The nation's top policymaker on relations with China, Lai Shin-yuan (賴幸媛), yesterday was evasive on the prospects for cross-strait relations, except to say that the administration was "cautiously confident" of achieving its goal of commencing weekend direct charter flights and allowing more Chinese tourists to visit Taiwan by July.
Speaking at a press conference for foreign journalists, Lai said China’s Taiwan Affairs Office Director Chen Yunlin (陳雲林) has sent a “clear message of Beijing’s good will” to realize the July goals.
“Taiwan will do whatever it takes to make the goals happen,” she said, adding that the government had undertaken the necessary steps to facilitate cross-strait negotiations on the issue. She refused to elaborate on whether any concessions had been made during the process.

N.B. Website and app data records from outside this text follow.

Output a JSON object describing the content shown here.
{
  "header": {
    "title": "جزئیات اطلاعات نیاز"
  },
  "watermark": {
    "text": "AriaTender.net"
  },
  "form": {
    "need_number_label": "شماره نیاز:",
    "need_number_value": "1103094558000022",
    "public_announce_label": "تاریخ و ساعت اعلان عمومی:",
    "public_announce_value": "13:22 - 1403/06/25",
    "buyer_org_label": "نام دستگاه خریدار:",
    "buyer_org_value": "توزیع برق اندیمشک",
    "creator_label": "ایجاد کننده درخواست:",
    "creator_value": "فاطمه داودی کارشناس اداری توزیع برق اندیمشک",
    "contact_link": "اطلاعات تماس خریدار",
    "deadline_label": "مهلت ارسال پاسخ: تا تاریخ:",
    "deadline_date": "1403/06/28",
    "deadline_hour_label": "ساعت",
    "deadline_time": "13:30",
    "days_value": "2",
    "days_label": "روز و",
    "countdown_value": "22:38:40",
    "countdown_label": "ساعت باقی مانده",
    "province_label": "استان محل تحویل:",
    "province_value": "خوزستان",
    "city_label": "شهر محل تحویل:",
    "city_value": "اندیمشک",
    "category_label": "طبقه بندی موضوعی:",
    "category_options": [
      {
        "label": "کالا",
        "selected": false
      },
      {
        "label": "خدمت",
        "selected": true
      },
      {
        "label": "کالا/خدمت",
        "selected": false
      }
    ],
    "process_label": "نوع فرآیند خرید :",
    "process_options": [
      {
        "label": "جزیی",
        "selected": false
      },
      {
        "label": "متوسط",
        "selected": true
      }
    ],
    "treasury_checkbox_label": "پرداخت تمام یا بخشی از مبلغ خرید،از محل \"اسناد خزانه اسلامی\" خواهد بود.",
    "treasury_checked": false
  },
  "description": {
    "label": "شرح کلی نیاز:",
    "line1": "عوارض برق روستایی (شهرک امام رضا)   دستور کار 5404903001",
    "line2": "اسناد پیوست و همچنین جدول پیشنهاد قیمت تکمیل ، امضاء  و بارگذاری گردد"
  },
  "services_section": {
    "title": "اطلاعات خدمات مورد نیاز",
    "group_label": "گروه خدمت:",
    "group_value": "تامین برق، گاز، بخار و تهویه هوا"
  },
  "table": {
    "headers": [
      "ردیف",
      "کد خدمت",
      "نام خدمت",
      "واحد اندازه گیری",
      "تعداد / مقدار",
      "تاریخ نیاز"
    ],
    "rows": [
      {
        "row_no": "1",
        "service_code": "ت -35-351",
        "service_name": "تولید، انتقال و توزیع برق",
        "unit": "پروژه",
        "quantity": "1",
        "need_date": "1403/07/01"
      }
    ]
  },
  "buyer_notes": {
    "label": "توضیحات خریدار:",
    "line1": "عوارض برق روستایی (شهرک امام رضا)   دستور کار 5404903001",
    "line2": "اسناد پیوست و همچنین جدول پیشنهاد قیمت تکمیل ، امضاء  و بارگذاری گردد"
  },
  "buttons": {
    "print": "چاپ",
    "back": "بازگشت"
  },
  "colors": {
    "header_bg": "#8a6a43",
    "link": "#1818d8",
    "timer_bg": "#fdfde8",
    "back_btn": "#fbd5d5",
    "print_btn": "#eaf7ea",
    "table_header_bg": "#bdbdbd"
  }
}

Lai said she would not rule out visiting China during her time in office, if the visit was based on the principles of “dignity, equality and necessity,” and that Chen was welcome to visit Taiwan in the future.
But so far no plans had been made for any visit, she said.
When asked about the possibility of allowing China’s Xinhua news agency and the People’s Daily to dispatch permanent correspondents to Taiwan, Lai said the Mainland Affairs Council “does not object,” but would consult with the Government Information Office.
Correspondents from Xinhua and the People’s Daily were asked to leave in 2005 when Beijing passed its “Anti-Secession” Law, which authorizes the use of force if Taiwan moves toward de jure independence.
Lai, the only member of the Taiwan Solidarity Union (TSU) in the predominantly pro-unification Chinese Nationalist Party (KMT) administration said that “Taiwan’s independence is not an illusion” because the Republic of China — the nation’s official designation — is a “sovereign, independent country.”